**TASK TO COMPLETE:** The records follow. Filter them to the lines that hold "title".
**** DATASET RECORDS ****
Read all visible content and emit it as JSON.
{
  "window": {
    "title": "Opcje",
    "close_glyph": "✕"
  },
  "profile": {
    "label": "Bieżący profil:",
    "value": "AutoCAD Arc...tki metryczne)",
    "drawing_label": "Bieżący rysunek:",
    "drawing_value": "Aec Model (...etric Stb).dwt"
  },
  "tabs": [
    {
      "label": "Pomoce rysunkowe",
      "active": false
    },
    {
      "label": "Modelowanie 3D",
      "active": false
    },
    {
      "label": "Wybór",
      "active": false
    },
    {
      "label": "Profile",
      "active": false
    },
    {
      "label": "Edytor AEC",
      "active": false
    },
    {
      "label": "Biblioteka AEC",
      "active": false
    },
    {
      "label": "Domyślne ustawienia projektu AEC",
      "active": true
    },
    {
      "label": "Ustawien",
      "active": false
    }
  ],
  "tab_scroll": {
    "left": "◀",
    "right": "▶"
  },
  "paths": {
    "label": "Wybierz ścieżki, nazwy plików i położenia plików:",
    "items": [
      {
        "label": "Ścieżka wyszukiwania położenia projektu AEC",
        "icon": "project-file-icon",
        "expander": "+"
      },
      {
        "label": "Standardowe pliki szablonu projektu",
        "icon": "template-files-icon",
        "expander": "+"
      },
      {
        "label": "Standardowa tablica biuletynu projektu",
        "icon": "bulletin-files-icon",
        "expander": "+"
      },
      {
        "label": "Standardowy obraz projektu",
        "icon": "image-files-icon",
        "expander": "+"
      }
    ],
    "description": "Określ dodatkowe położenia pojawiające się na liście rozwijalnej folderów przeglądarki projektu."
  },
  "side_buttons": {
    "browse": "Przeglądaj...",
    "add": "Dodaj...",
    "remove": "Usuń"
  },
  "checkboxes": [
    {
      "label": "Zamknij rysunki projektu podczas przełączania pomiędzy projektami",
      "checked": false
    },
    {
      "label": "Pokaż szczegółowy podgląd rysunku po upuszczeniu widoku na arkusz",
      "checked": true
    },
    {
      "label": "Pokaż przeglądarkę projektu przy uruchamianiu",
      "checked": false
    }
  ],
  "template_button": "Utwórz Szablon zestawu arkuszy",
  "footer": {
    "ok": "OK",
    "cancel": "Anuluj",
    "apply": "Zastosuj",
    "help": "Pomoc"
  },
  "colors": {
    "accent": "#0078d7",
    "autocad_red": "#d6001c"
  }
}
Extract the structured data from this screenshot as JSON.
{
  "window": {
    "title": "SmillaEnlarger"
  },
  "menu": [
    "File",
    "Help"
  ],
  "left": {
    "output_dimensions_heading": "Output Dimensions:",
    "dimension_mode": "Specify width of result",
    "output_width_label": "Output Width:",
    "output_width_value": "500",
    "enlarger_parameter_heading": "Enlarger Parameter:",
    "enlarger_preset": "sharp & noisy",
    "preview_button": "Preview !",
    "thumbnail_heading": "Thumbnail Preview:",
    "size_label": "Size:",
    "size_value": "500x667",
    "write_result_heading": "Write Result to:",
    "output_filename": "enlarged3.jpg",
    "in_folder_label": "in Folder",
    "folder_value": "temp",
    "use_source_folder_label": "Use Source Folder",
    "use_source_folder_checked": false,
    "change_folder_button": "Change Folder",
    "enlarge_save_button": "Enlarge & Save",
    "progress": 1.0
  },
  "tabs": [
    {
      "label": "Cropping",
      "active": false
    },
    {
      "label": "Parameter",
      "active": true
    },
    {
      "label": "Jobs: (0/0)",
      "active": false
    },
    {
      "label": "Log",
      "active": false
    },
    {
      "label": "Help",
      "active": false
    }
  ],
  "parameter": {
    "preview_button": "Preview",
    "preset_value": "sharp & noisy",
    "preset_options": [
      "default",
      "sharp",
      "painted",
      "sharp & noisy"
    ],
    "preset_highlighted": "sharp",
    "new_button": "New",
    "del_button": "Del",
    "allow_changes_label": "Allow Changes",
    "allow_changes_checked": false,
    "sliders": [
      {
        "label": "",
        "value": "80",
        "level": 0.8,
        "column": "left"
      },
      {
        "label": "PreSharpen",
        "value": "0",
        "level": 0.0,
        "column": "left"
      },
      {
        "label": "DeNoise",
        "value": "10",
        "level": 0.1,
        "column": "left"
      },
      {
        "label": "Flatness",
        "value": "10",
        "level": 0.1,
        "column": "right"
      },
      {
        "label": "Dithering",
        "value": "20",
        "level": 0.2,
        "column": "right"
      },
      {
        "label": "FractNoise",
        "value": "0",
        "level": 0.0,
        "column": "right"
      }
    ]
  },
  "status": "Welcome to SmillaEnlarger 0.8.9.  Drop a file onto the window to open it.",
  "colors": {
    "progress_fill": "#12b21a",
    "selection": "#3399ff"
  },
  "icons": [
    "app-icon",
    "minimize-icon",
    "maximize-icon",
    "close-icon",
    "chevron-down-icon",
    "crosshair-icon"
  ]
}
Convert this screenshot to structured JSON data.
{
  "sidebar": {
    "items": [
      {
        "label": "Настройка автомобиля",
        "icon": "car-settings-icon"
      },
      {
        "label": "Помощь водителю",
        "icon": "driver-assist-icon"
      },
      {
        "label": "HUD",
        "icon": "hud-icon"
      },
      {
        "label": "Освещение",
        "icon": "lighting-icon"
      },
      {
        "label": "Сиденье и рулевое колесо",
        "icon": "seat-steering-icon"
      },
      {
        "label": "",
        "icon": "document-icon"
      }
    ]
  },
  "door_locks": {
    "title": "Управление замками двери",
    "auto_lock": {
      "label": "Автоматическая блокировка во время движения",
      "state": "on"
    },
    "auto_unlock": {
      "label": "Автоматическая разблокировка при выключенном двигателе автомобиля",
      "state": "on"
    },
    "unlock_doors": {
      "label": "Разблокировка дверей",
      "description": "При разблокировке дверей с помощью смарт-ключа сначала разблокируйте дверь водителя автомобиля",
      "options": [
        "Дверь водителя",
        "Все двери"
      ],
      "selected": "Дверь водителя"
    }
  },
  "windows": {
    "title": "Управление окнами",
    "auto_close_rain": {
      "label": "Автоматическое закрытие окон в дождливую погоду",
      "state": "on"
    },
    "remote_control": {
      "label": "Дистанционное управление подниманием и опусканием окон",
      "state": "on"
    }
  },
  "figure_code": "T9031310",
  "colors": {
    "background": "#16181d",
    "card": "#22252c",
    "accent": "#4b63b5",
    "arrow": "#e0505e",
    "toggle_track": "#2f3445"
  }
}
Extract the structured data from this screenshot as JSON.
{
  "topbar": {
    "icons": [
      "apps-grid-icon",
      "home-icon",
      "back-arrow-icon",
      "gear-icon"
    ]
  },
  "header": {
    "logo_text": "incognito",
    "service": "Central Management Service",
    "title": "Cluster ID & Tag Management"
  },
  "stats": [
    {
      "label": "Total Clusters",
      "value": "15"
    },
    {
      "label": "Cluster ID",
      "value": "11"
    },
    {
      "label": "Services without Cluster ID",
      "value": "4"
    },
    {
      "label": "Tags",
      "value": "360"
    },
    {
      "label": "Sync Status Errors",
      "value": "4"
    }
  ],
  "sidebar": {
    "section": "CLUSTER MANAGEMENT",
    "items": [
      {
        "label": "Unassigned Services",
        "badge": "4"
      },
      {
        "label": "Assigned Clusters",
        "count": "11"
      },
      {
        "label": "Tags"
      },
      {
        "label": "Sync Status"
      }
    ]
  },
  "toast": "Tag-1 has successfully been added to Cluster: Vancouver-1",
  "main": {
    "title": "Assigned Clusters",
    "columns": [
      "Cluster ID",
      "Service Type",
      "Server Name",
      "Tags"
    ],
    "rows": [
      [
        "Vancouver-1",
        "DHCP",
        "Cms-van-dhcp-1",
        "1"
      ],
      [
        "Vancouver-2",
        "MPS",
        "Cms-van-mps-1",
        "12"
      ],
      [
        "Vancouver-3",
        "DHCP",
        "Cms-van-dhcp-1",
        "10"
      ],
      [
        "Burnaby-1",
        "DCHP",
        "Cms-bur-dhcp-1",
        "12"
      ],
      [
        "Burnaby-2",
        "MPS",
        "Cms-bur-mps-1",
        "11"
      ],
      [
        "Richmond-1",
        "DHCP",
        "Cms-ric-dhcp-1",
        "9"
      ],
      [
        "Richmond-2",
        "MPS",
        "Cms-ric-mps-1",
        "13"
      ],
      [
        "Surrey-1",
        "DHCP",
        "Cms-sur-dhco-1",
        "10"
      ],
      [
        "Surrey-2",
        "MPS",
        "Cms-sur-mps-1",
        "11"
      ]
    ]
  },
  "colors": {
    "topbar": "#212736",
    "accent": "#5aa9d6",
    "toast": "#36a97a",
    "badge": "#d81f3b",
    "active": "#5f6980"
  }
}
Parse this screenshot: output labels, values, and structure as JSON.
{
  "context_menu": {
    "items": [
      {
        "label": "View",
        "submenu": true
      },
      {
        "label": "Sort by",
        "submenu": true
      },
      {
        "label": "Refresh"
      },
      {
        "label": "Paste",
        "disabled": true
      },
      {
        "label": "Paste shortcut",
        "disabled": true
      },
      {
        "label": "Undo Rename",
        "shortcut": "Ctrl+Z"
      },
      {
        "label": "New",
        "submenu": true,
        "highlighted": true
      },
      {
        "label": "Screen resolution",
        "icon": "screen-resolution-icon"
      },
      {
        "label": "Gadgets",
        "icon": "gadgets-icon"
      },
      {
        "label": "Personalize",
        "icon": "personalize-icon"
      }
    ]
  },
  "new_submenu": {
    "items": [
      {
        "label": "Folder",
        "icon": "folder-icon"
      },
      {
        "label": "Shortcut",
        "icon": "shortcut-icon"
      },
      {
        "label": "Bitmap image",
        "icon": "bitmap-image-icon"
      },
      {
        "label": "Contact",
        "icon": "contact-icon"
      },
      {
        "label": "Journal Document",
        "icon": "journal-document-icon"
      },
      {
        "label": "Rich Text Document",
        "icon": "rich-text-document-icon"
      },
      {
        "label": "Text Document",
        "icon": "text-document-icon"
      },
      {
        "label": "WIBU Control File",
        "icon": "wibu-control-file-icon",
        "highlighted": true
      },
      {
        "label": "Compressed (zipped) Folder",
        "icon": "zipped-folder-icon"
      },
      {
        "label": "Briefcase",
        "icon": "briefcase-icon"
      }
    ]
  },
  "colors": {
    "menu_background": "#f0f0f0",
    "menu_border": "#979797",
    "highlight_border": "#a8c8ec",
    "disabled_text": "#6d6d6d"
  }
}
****
**TASK SOLUTION:**
    "title": "Opcje",
    "title": "SmillaEnlarger"
    "title": "Управление замками двери",
    "title": "Управление окнами",
    "title": "Cluster ID & Tag Management"
    "title": "Assigned Clusters",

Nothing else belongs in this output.